== EXERCISE ==
Restate the data below word for word. Skip any images it contains.

== Entries from a dataset of interfaces ==
▬▬▬▬▬▬▬▬▬▬

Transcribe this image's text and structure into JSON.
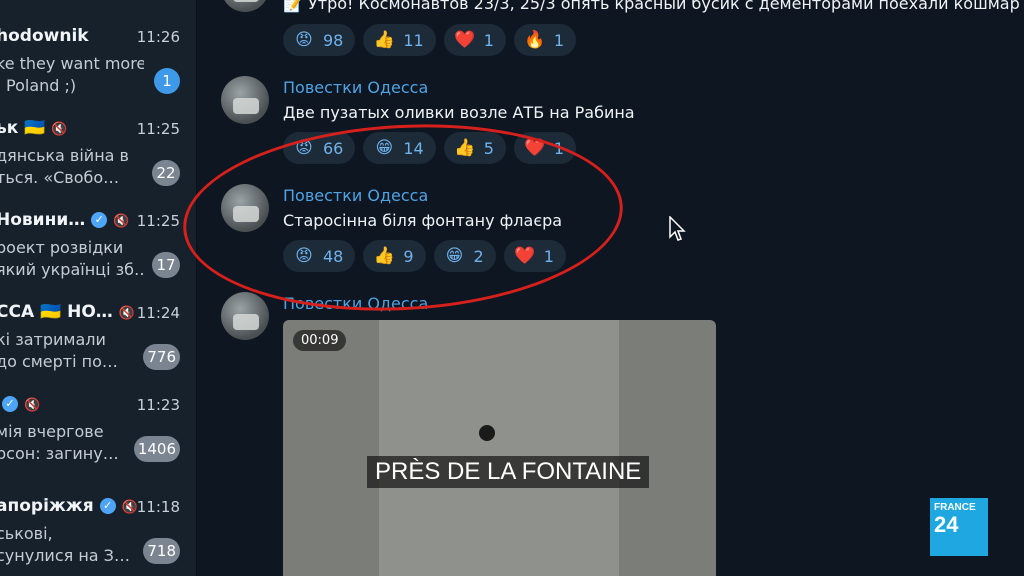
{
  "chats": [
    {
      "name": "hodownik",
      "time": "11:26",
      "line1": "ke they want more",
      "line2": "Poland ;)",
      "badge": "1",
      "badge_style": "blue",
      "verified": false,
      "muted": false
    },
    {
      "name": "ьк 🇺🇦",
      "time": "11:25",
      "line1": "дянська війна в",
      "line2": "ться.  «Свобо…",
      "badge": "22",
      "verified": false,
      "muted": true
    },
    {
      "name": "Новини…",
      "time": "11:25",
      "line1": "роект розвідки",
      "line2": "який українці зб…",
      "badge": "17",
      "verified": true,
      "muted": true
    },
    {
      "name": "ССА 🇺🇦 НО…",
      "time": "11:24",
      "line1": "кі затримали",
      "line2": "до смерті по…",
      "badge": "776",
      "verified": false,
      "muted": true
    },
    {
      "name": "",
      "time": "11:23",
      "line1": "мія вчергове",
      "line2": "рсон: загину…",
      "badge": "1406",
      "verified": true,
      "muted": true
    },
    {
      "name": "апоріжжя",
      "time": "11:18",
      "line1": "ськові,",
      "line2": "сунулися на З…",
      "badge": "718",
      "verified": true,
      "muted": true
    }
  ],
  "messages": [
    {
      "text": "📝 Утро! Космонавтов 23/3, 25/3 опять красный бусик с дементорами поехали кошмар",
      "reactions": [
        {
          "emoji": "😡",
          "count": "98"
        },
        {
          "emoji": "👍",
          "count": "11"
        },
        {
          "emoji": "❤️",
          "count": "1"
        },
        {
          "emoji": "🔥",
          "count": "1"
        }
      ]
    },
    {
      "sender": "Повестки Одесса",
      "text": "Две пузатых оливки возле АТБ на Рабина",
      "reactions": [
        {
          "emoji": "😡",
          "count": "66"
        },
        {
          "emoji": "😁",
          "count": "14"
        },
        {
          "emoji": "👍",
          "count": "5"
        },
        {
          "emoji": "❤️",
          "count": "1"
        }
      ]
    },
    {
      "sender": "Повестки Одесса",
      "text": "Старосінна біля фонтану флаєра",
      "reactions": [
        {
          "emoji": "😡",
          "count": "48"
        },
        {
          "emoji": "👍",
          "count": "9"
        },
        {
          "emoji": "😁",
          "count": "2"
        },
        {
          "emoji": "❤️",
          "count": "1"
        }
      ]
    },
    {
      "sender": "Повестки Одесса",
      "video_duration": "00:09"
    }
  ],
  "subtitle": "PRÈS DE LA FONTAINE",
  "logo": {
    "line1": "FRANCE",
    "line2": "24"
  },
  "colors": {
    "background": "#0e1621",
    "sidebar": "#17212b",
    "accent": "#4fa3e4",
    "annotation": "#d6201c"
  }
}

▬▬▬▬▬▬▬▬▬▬

== ANSWER BOX ==
Transcribe this image's text and structure into JSON.
{
  "chats": [
    {
      "name": "hodownik",
      "time": "11:26",
      "line1": "ke they want more",
      "line2": "Poland ;)",
      "badge": "1",
      "badge_style": "blue",
      "verified": false,
      "muted": false
    },
    {
      "name": "ьк 🇺🇦",
      "time": "11:25",
      "line1": "дянська війна в",
      "line2": "ться.  «Свобо…",
      "badge": "22",
      "verified": false,
      "muted": true
    },
    {
      "name": "Новини…",
      "time": "11:25",
      "line1": "роект розвідки",
      "line2": "який українці зб…",
      "badge": "17",
      "verified": true,
      "muted": true
    },
    {
      "name": "ССА 🇺🇦 НО…",
      "time": "11:24",
      "line1": "кі затримали",
      "line2": "до смерті по…",
      "badge": "776",
      "verified": false,
      "muted": true
    },
    {
      "name": "",
      "time": "11:23",
      "line1": "мія вчергове",
      "line2": "рсон: загину…",
      "badge": "1406",
      "verified": true,
      "muted": true
    },
    {
      "name": "апоріжжя",
      "time": "11:18",
      "line1": "ськові,",
      "line2": "сунулися на З…",
      "badge": "718",
      "verified": true,
      "muted": true
    }
  ],
  "messages": [
    {
      "text": "📝 Утро! Космонавтов 23/3, 25/3 опять красный бусик с дементорами поехали кошмар",
      "reactions": [
        {
          "emoji": "😡",
          "count": "98"
        },
        {
          "emoji": "👍",
          "count": "11"
        },
        {
          "emoji": "❤️",
          "count": "1"
        },
        {
          "emoji": "🔥",
          "count": "1"
        }
      ]
    },
    {
      "sender": "Повестки Одесса",
      "text": "Две пузатых оливки возле АТБ на Рабина",
      "reactions": [
        {
          "emoji": "😡",
          "count": "66"
        },
        {
          "emoji": "😁",
          "count": "14"
        },
        {
          "emoji": "👍",
          "count": "5"
        },
        {
          "emoji": "❤️",
          "count": "1"
        }
      ]
    },
    {
      "sender": "Повестки Одесса",
      "text": "Старосінна біля фонтану флаєра",
      "reactions": [
        {
          "emoji": "😡",
          "count": "48"
        },
        {
          "emoji": "👍",
          "count": "9"
        },
        {
          "emoji": "😁",
          "count": "2"
        },
        {
          "emoji": "❤️",
          "count": "1"
        }
      ]
    },
    {
      "sender": "Повестки Одесса",
      "video_duration": "00:09"
    }
  ],
  "subtitle": "PRÈS DE LA FONTAINE",
  "logo": {
    "line1": "FRANCE",
    "line2": "24"
  },
  "colors": {
    "background": "#0e1621",
    "sidebar": "#17212b",
    "accent": "#4fa3e4",
    "annotation": "#d6201c"
  }
}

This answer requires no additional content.